■ WORK REQUEST:
Across the entries, count the lines that include "Extract" and report only that number.

- Opening Delimiter -

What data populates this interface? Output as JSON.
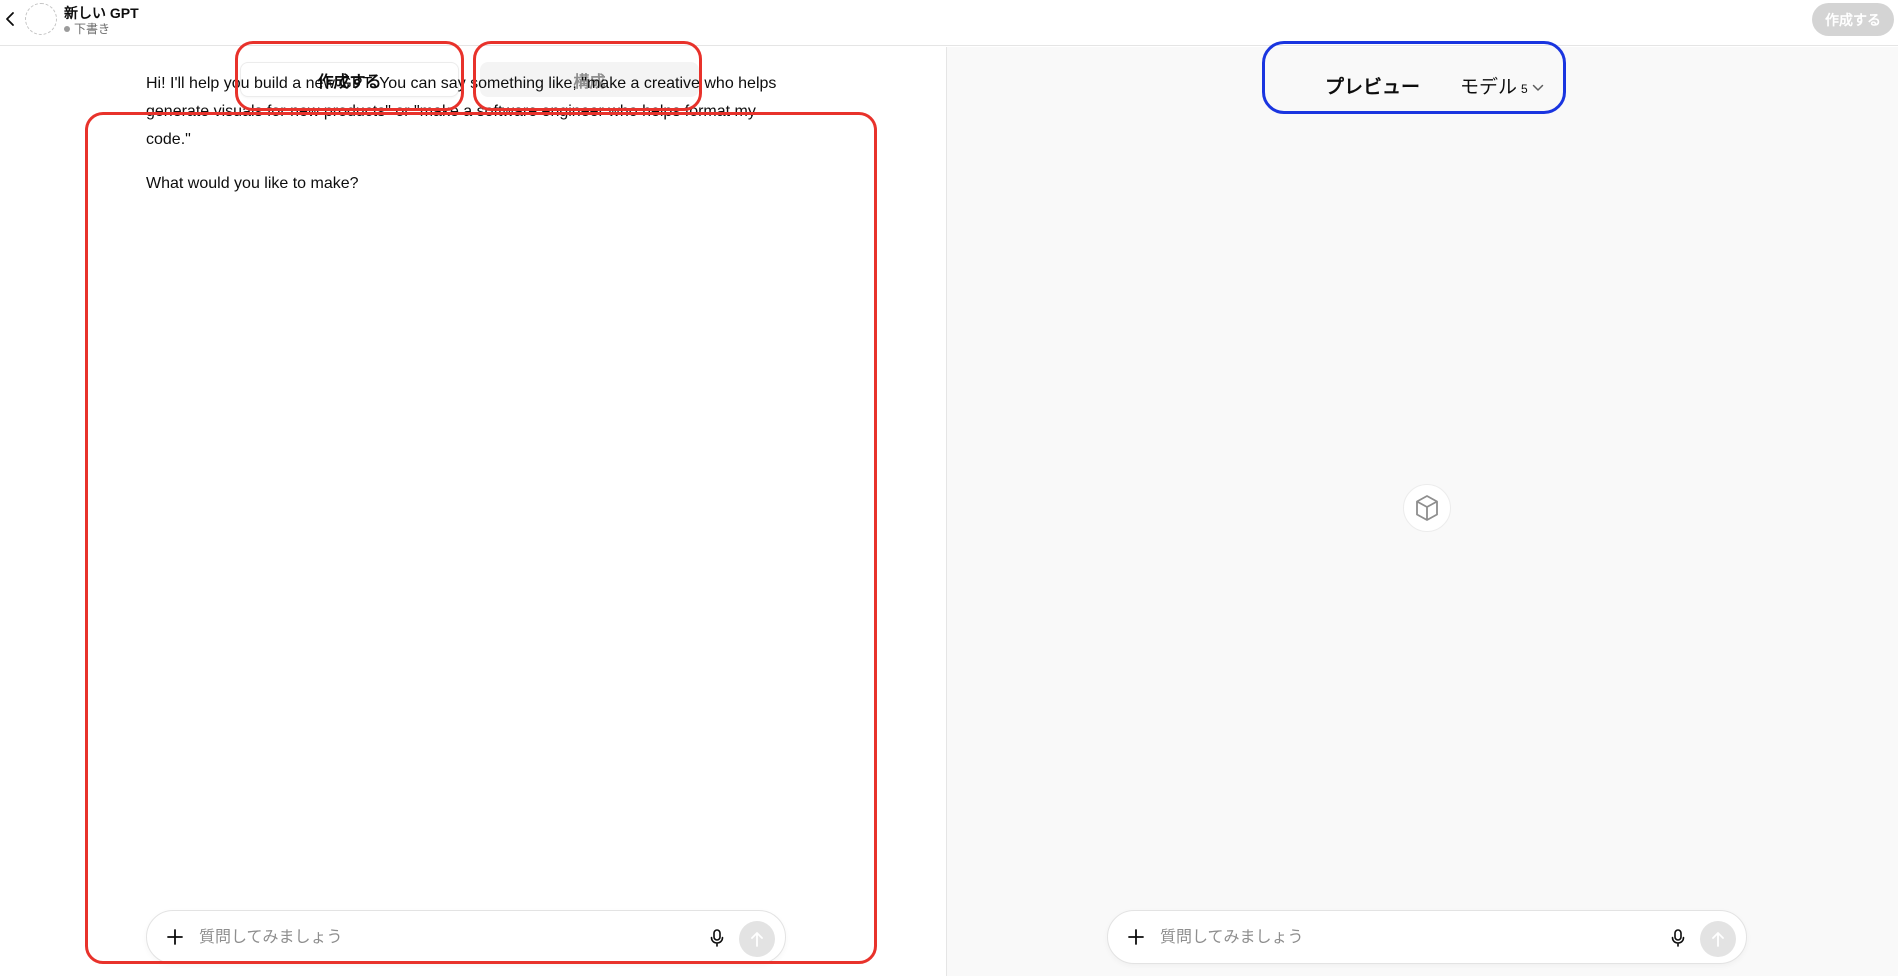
{
  "header": {
    "gpt_name": "新しい GPT",
    "status": "下書き",
    "create_button": "作成する"
  },
  "tabs": {
    "create": "作成する",
    "configure": "構成"
  },
  "messages": [
    "Hi! I'll help you build a new GPT. You can say something like, \"make a creative who helps generate visuals for new products\" or \"make a software engineer who helps format my code.\"",
    "What would you like to make?"
  ],
  "left_composer": {
    "placeholder": "質問してみましょう"
  },
  "preview": {
    "title": "プレビュー",
    "model_label": "モデル",
    "model_version": "5"
  },
  "right_composer": {
    "placeholder": "質問してみましょう"
  },
  "icons": {
    "back": "chevron-left-icon",
    "plus": "plus-icon",
    "mic": "microphone-icon",
    "send": "arrow-up-icon",
    "chevron": "chevron-down-icon",
    "center": "cube-icon"
  },
  "colors": {
    "highlight_red": "#e8322b",
    "highlight_blue": "#1a35e0",
    "preview_bg": "#f9f9f9"
  }
}
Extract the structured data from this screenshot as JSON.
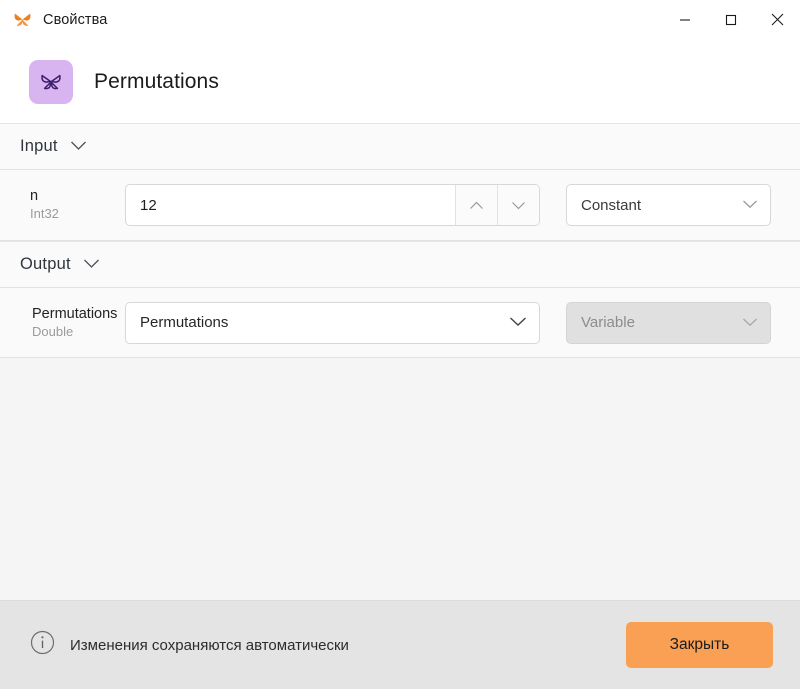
{
  "window": {
    "title": "Свойства",
    "icon": "butterfly-icon",
    "controls": {
      "minimize": "minimize-icon",
      "maximize": "maximize-icon",
      "close": "close-icon"
    }
  },
  "header": {
    "icon": "butterfly-icon",
    "icon_bg": "#d8b4f0",
    "title": "Permutations"
  },
  "sections": [
    {
      "id": "input",
      "label": "Input",
      "chevron": "chevron-down-icon",
      "rows": [
        {
          "name": "n",
          "type": "Int32",
          "value": "12",
          "stepper_up": "chevron-up-icon",
          "stepper_down": "chevron-down-icon",
          "mode": "Constant",
          "mode_disabled": false
        }
      ]
    },
    {
      "id": "output",
      "label": "Output",
      "chevron": "chevron-down-icon",
      "rows": [
        {
          "name": "Permutations",
          "type": "Double",
          "value": "Permutations",
          "mode": "Variable",
          "mode_disabled": true
        }
      ]
    }
  ],
  "footer": {
    "info_icon": "info-circle-icon",
    "note": "Изменения сохраняются автоматически",
    "close_button": "Закрыть",
    "accent_color": "#f9a055"
  }
}
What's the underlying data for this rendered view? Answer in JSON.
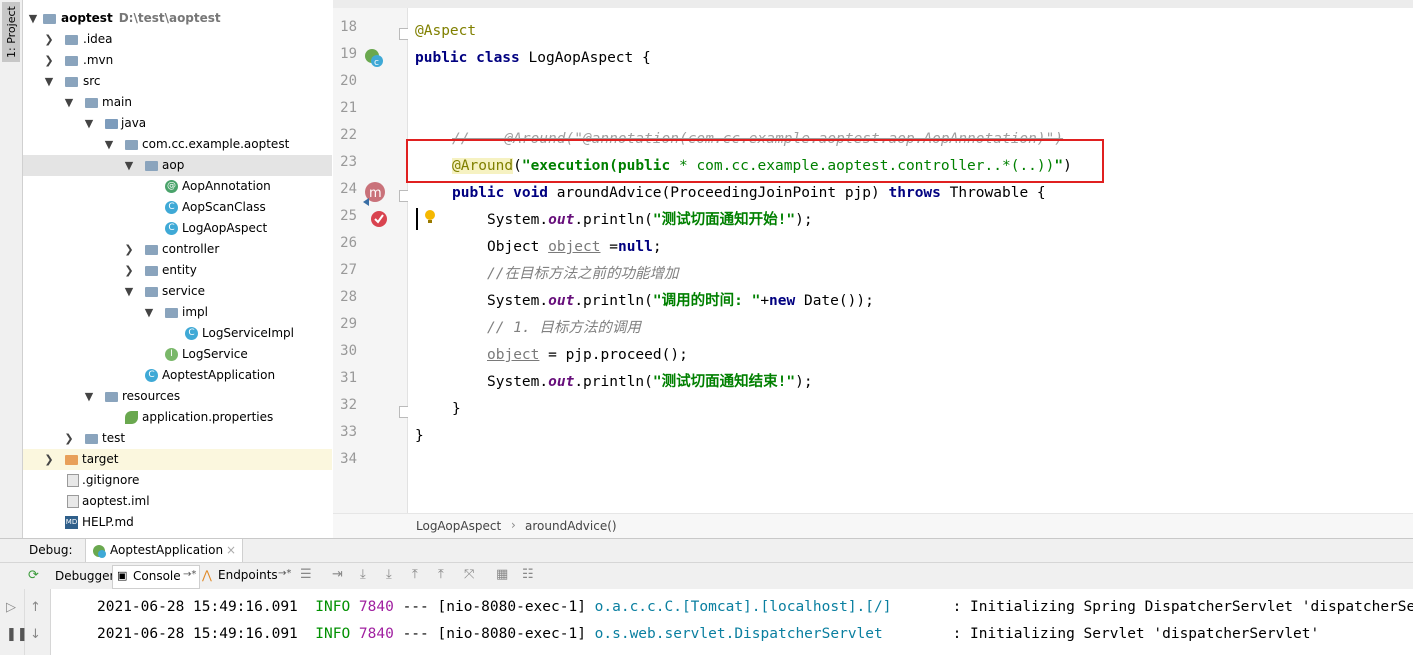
{
  "project_panel": {
    "side_tab": "1: Project",
    "root": {
      "name": "aoptest",
      "path": "D:\\test\\aoptest"
    },
    "nodes": [
      {
        "label": ".idea"
      },
      {
        "label": ".mvn"
      },
      {
        "label": "src"
      },
      {
        "label": "main"
      },
      {
        "label": "java"
      },
      {
        "label": "com.cc.example.aoptest"
      },
      {
        "label": "aop"
      },
      {
        "label": "AopAnnotation"
      },
      {
        "label": "AopScanClass"
      },
      {
        "label": "LogAopAspect"
      },
      {
        "label": "controller"
      },
      {
        "label": "entity"
      },
      {
        "label": "service"
      },
      {
        "label": "impl"
      },
      {
        "label": "LogServiceImpl"
      },
      {
        "label": "LogService"
      },
      {
        "label": "AoptestApplication"
      },
      {
        "label": "resources"
      },
      {
        "label": "application.properties"
      },
      {
        "label": "test"
      },
      {
        "label": "target"
      },
      {
        "label": ".gitignore"
      },
      {
        "label": "aoptest.iml"
      },
      {
        "label": "HELP.md"
      }
    ]
  },
  "editor": {
    "line_numbers": [
      "18",
      "19",
      "20",
      "21",
      "22",
      "23",
      "24",
      "25",
      "26",
      "27",
      "28",
      "29",
      "30",
      "31",
      "32",
      "33",
      "34"
    ],
    "code": {
      "l18": "@Aspect",
      "l19_kw": "public class ",
      "l19_name": "LogAopAspect {",
      "l22": "//    @Around(\"@annotation(com.cc.example.aoptest.aop.AopAnnotation)\")",
      "l23_ann": "@Around",
      "l23_open": "(",
      "l23_str1": "\"execution(public",
      "l23_mid": " * com.cc.example.aoptest.controller..*(..))",
      "l23_str2": "\"",
      "l23_close": ")",
      "l24_kw": "public void ",
      "l24_mid": "aroundAdvice(ProceedingJoinPoint pjp) ",
      "l24_kw2": "throws ",
      "l24_end": "Throwable {",
      "sys": "System.",
      "out": "out",
      "println": ".println(",
      "l25_str": "\"测试切面通知开始!\"",
      "end_paren": ");",
      "l26_a": "Object ",
      "l26_var": "object",
      "l26_b": " =",
      "l26_null": "null",
      "l26_c": ";",
      "l27": "//在目标方法之前的功能增加",
      "l28_str": "\"调用的时间: \"",
      "l28_plus": "+",
      "l28_new": "new ",
      "l28_end": "Date());",
      "l29": "// 1. 目标方法的调用",
      "l30_var": "object",
      "l30_end": " = pjp.proceed();",
      "l31_str": "\"测试切面通知结束!\"",
      "l32": "}",
      "l33": "}"
    },
    "breadcrumb": [
      "LogAopAspect",
      "aroundAdvice()"
    ]
  },
  "debug": {
    "label": "Debug:",
    "session_tab": "AoptestApplication",
    "tabs": [
      "Debugger",
      "Console",
      "Endpoints"
    ],
    "log_lines": [
      {
        "time": "2021-06-28 15:49:16.091",
        "level": "INFO",
        "pid": "7840",
        "sep": "---",
        "thread": "[nio-8080-exec-1]",
        "logger": "o.a.c.c.C.[Tomcat].[localhost].[/]",
        "message": ": Initializing Spring DispatcherServlet 'dispatcherServlet'"
      },
      {
        "time": "2021-06-28 15:49:16.091",
        "level": "INFO",
        "pid": "7840",
        "sep": "---",
        "thread": "[nio-8080-exec-1]",
        "logger": "o.s.web.servlet.DispatcherServlet",
        "message": ": Initializing Servlet 'dispatcherServlet'"
      }
    ]
  }
}
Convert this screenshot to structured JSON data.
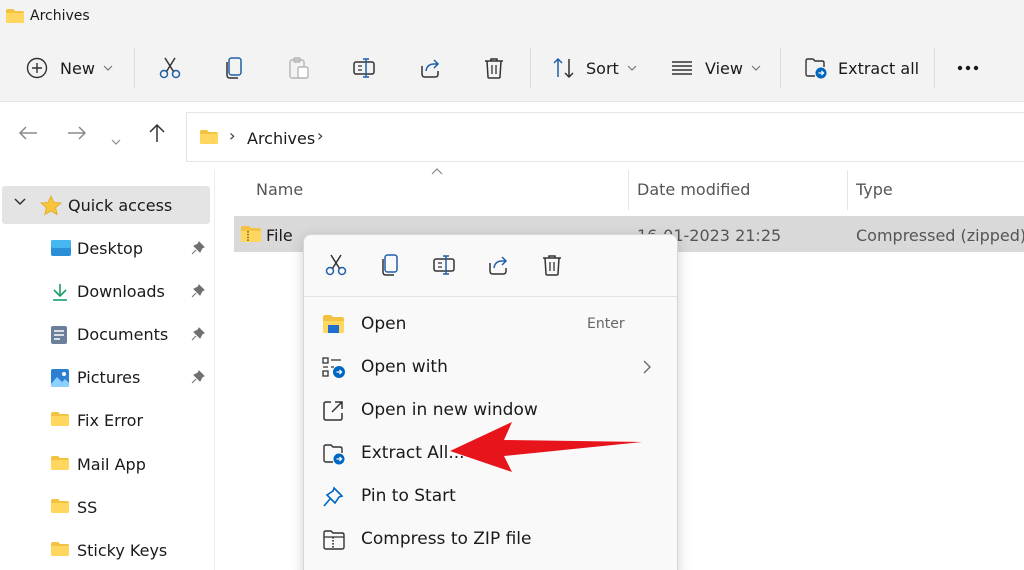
{
  "window": {
    "title": "Archives"
  },
  "toolbar": {
    "new_label": "New",
    "sort_label": "Sort",
    "view_label": "View",
    "extract_all_label": "Extract all"
  },
  "address": {
    "crumb": "Archives"
  },
  "sidebar": {
    "quick_access": "Quick access",
    "items": [
      {
        "label": "Desktop",
        "icon": "desktop-icon",
        "pinned": true
      },
      {
        "label": "Downloads",
        "icon": "download-icon",
        "pinned": true
      },
      {
        "label": "Documents",
        "icon": "documents-icon",
        "pinned": true
      },
      {
        "label": "Pictures",
        "icon": "pictures-icon",
        "pinned": true
      },
      {
        "label": "Fix Error",
        "icon": "folder-icon",
        "pinned": false
      },
      {
        "label": "Mail App",
        "icon": "folder-icon",
        "pinned": false
      },
      {
        "label": "SS",
        "icon": "folder-icon",
        "pinned": false
      },
      {
        "label": "Sticky Keys",
        "icon": "folder-icon",
        "pinned": false
      }
    ]
  },
  "filelist": {
    "columns": {
      "name": "Name",
      "date": "Date modified",
      "type": "Type"
    },
    "rows": [
      {
        "name": "File",
        "date": "16-01-2023 21:25",
        "type": "Compressed (zipped)..."
      }
    ]
  },
  "context_menu": {
    "items": [
      {
        "label": "Open",
        "accel": "Enter"
      },
      {
        "label": "Open with"
      },
      {
        "label": "Open in new window"
      },
      {
        "label": "Extract All..."
      },
      {
        "label": "Pin to Start"
      },
      {
        "label": "Compress to ZIP file"
      }
    ]
  },
  "colors": {
    "folder_yellow": "#f4c241",
    "accent_blue": "#0067c0",
    "arrow_red": "#e8141b"
  }
}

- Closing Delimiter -

■ RESULT FOR THIS TASK:
3